==== Data for review ====

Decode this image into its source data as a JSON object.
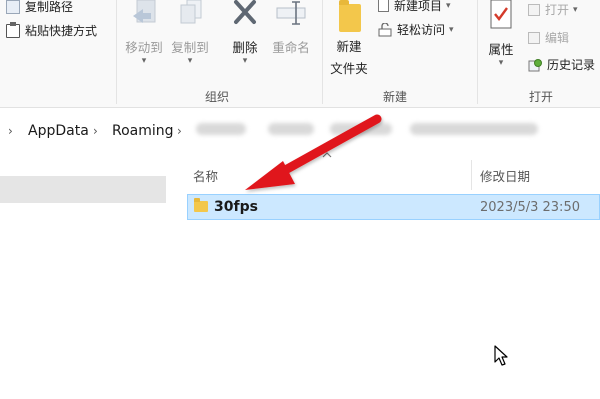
{
  "ribbon": {
    "clipboard": {
      "copy_path": "复制路径",
      "paste_shortcut": "粘贴快捷方式"
    },
    "organize": {
      "move_to": "移动到",
      "copy_to": "复制到",
      "delete": "删除",
      "rename": "重命名",
      "group_label": "组织"
    },
    "new": {
      "new_folder_line1": "新建",
      "new_folder_line2": "文件夹",
      "new_item": "新建项目",
      "easy_access": "轻松访问",
      "group_label": "新建"
    },
    "open": {
      "properties": "属性",
      "open": "打开",
      "edit": "编辑",
      "history": "历史记录",
      "group_label": "打开"
    }
  },
  "address": {
    "crumbs": [
      "AppData",
      "Roaming"
    ]
  },
  "columns": {
    "name": "名称",
    "date_modified": "修改日期"
  },
  "files": [
    {
      "name": "30fps",
      "date": "2023/5/3 23:50",
      "selected": true
    }
  ],
  "colors": {
    "selection_bg": "#cce8ff",
    "selection_border": "#99d1ff",
    "annotation_arrow": "#e0191b",
    "folder": "#f3c74b"
  }
}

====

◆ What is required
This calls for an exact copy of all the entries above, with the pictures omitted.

◆ Expected answer
Decode this image into its source data as a JSON object.
{
  "ribbon": {
    "clipboard": {
      "copy_path": "复制路径",
      "paste_shortcut": "粘贴快捷方式"
    },
    "organize": {
      "move_to": "移动到",
      "copy_to": "复制到",
      "delete": "删除",
      "rename": "重命名",
      "group_label": "组织"
    },
    "new": {
      "new_folder_line1": "新建",
      "new_folder_line2": "文件夹",
      "new_item": "新建项目",
      "easy_access": "轻松访问",
      "group_label": "新建"
    },
    "open": {
      "properties": "属性",
      "open": "打开",
      "edit": "编辑",
      "history": "历史记录",
      "group_label": "打开"
    }
  },
  "address": {
    "crumbs": [
      "AppData",
      "Roaming"
    ]
  },
  "columns": {
    "name": "名称",
    "date_modified": "修改日期"
  },
  "files": [
    {
      "name": "30fps",
      "date": "2023/5/3 23:50",
      "selected": true
    }
  ],
  "colors": {
    "selection_bg": "#cce8ff",
    "selection_border": "#99d1ff",
    "annotation_arrow": "#e0191b",
    "folder": "#f3c74b"
  }
}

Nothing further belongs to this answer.